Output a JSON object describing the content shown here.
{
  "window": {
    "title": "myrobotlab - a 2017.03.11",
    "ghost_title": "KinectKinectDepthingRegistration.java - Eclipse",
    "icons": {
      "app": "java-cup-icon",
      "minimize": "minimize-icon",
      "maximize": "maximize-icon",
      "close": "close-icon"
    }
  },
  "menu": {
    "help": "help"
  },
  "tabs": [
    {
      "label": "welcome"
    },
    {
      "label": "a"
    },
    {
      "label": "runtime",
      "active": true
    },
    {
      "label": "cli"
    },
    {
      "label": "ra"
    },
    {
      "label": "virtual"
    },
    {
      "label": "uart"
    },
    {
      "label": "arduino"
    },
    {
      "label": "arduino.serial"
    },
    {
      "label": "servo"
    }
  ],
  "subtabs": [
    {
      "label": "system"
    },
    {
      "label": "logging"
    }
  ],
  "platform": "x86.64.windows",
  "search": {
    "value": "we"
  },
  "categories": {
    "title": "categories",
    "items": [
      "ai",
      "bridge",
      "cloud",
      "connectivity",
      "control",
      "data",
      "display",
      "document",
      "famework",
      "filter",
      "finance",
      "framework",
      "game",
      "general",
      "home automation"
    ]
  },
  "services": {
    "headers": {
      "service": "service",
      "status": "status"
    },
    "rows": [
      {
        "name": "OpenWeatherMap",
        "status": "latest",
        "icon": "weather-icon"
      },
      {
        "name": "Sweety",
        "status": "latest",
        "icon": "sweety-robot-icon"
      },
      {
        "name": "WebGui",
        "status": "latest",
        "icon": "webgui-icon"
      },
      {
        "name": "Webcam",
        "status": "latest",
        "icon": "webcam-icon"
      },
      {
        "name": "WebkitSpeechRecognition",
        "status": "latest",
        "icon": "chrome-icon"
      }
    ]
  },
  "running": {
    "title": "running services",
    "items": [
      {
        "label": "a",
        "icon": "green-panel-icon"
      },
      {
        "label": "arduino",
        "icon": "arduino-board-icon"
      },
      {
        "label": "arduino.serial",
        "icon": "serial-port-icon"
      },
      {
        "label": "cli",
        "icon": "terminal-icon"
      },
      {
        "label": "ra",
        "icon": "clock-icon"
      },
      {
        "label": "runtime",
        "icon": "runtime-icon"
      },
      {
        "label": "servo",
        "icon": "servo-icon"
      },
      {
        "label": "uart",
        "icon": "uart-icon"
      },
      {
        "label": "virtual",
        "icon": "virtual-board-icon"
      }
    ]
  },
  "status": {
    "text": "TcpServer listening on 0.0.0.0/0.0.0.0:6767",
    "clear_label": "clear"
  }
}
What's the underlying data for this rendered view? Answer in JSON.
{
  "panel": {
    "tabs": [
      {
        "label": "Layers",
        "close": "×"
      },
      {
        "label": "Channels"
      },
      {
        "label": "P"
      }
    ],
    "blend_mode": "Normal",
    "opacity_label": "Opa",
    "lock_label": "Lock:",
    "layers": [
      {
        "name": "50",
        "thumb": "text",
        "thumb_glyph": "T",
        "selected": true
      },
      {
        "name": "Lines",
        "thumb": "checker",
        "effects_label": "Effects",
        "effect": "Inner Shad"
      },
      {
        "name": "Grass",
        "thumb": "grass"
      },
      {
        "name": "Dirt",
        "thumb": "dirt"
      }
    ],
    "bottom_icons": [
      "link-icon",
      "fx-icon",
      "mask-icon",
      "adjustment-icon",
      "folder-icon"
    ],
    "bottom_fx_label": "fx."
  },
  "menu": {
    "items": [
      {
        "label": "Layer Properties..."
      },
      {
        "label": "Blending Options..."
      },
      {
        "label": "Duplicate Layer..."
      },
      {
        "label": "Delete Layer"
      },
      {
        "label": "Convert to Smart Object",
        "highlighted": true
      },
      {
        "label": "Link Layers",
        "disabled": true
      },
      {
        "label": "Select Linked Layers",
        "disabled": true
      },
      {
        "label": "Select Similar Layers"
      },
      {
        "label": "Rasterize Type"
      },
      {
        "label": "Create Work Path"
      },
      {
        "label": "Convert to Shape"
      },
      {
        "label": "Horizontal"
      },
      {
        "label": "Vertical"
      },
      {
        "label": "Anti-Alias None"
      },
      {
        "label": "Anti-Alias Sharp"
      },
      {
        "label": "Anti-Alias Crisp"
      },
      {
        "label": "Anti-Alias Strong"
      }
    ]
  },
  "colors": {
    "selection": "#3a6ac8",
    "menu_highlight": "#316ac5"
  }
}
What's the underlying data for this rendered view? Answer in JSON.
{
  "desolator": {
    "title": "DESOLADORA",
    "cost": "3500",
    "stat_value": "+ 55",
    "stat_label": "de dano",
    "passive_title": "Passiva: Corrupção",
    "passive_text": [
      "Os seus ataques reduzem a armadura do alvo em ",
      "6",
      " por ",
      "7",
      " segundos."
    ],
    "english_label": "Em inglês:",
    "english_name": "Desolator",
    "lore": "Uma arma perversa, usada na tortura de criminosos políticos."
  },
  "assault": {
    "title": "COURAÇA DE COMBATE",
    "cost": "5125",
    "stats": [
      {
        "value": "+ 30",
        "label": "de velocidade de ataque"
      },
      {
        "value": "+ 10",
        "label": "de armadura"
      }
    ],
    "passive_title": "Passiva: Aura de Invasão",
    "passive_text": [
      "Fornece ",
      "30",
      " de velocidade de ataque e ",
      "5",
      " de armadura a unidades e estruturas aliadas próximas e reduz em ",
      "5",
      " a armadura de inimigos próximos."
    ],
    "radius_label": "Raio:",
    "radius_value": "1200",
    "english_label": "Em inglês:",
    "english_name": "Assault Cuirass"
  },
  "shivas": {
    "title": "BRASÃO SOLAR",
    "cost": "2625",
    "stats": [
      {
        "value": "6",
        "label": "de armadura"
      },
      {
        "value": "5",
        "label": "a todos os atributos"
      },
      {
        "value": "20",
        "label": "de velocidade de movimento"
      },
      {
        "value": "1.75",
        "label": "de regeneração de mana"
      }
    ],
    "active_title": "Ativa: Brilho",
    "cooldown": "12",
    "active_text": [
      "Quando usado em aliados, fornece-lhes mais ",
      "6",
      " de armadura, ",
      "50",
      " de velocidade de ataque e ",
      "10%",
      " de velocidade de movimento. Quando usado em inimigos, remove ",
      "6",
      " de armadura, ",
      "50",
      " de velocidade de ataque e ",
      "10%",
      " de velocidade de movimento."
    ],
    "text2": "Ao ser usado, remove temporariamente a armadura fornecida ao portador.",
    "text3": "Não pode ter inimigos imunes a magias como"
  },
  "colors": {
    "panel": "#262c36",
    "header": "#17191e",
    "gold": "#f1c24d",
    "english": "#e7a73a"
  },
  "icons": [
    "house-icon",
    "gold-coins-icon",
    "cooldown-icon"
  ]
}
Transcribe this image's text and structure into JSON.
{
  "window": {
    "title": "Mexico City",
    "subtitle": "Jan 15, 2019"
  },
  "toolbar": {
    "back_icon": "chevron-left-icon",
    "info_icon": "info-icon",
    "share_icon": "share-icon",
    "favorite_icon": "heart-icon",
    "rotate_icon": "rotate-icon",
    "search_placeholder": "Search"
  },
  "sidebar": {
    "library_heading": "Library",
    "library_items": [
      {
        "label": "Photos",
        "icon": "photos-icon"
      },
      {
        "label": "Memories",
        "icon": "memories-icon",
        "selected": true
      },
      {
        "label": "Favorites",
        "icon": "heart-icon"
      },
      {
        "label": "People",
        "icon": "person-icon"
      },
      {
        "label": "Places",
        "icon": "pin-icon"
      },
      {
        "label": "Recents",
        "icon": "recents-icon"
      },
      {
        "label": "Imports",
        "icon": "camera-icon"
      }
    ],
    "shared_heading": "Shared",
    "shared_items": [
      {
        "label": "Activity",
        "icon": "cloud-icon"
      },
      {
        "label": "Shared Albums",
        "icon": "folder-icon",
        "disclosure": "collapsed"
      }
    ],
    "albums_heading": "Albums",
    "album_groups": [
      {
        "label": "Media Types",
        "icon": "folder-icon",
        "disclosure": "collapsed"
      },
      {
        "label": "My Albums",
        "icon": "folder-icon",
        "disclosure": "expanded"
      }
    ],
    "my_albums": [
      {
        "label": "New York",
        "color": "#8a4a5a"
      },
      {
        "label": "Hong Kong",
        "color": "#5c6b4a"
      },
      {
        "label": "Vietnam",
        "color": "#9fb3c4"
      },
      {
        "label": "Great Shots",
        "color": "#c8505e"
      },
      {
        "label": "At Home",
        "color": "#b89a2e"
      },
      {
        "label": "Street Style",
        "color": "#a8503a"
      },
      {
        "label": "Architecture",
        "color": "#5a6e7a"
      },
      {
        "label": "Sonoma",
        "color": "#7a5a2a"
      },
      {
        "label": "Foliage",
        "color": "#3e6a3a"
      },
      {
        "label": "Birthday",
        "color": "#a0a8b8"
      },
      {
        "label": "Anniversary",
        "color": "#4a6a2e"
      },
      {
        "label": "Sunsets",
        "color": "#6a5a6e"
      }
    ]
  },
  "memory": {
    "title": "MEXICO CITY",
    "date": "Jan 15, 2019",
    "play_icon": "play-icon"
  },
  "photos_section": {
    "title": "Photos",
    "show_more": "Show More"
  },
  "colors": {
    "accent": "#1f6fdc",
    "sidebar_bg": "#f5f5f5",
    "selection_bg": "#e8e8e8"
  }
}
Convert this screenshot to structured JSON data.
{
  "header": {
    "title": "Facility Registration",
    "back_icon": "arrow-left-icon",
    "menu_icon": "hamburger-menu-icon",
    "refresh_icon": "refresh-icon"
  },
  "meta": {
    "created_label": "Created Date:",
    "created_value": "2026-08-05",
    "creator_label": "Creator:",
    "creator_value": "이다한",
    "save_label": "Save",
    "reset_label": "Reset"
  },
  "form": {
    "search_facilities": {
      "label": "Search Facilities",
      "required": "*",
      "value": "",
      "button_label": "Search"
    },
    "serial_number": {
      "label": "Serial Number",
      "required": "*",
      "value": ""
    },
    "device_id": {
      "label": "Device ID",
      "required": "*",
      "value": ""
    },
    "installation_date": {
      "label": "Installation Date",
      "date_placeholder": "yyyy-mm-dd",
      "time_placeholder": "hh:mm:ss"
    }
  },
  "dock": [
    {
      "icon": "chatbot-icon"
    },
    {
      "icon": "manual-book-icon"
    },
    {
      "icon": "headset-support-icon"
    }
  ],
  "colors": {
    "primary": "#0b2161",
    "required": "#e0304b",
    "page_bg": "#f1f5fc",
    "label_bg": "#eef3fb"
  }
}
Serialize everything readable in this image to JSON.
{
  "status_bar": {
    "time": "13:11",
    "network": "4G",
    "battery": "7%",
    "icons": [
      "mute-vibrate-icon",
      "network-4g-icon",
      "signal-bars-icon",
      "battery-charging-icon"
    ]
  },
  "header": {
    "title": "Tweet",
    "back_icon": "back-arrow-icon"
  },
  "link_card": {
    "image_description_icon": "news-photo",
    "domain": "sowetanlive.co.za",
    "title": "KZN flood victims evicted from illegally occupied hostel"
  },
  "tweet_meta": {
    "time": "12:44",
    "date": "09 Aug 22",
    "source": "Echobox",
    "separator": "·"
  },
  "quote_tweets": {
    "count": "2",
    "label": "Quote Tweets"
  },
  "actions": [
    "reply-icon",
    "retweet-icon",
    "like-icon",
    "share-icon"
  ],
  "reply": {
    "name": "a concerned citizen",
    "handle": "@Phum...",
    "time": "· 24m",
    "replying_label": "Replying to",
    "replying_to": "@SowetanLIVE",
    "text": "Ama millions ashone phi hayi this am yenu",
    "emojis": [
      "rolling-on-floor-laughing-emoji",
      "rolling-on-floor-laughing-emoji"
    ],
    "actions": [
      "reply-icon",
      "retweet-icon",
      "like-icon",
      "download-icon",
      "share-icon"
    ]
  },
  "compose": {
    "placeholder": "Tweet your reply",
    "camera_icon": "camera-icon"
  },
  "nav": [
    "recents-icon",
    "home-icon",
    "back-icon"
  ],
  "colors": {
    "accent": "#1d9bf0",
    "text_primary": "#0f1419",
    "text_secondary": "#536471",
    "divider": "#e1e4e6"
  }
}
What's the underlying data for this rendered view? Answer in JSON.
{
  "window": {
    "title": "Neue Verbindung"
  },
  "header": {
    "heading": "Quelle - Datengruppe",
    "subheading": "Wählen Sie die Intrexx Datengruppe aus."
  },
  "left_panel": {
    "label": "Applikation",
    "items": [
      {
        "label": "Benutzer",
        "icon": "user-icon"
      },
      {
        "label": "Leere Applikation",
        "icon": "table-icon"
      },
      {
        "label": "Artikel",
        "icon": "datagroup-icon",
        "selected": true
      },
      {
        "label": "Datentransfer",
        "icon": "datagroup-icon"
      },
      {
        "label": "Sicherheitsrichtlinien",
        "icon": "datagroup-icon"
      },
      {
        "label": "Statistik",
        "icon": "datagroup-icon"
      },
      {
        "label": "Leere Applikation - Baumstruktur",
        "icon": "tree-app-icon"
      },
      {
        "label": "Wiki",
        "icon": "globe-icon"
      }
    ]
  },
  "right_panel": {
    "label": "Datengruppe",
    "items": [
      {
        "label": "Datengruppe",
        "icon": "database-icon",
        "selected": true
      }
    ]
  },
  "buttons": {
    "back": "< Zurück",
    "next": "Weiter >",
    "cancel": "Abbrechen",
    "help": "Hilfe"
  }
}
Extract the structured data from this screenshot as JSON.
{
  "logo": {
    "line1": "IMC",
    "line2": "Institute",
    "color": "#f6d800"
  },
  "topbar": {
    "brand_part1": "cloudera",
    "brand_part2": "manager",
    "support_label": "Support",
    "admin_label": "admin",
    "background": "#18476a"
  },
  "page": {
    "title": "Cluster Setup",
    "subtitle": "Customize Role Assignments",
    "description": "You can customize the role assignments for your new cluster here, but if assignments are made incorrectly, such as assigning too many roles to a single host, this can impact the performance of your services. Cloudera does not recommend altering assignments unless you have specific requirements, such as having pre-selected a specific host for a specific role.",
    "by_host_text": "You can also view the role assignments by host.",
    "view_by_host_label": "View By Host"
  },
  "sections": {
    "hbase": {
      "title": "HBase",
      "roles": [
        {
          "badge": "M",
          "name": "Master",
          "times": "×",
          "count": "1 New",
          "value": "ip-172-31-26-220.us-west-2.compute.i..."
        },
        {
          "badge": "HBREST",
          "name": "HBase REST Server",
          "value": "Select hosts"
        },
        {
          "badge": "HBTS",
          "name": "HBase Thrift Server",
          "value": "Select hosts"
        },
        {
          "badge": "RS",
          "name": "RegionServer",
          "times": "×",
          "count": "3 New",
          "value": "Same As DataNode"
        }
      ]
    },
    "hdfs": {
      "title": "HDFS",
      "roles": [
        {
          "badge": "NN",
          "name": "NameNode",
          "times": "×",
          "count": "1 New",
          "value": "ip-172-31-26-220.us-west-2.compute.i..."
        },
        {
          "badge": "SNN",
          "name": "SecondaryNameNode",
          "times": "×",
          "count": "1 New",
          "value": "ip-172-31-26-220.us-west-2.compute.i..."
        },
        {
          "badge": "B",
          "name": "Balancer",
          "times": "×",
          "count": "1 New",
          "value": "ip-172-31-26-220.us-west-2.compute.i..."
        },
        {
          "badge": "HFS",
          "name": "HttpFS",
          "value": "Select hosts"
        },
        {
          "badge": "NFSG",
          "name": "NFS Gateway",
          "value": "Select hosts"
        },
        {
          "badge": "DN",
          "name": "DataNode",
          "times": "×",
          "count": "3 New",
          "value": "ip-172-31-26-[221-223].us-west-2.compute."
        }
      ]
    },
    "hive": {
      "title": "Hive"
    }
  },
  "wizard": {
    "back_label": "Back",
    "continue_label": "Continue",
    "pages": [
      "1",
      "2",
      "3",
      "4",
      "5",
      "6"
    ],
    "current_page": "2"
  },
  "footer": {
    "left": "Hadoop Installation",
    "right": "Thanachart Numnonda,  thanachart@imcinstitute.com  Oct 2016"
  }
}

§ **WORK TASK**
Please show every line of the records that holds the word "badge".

§ **SOLUTION TO THIS TASK**
          "badge": "M",
          "badge": "HBREST",
          "badge": "HBTS",
          "badge": "RS",
          "badge": "NN",
          "badge": "SNN",
          "badge": "B",
          "badge": "HFS",
          "badge": "NFSG",
          "badge": "DN",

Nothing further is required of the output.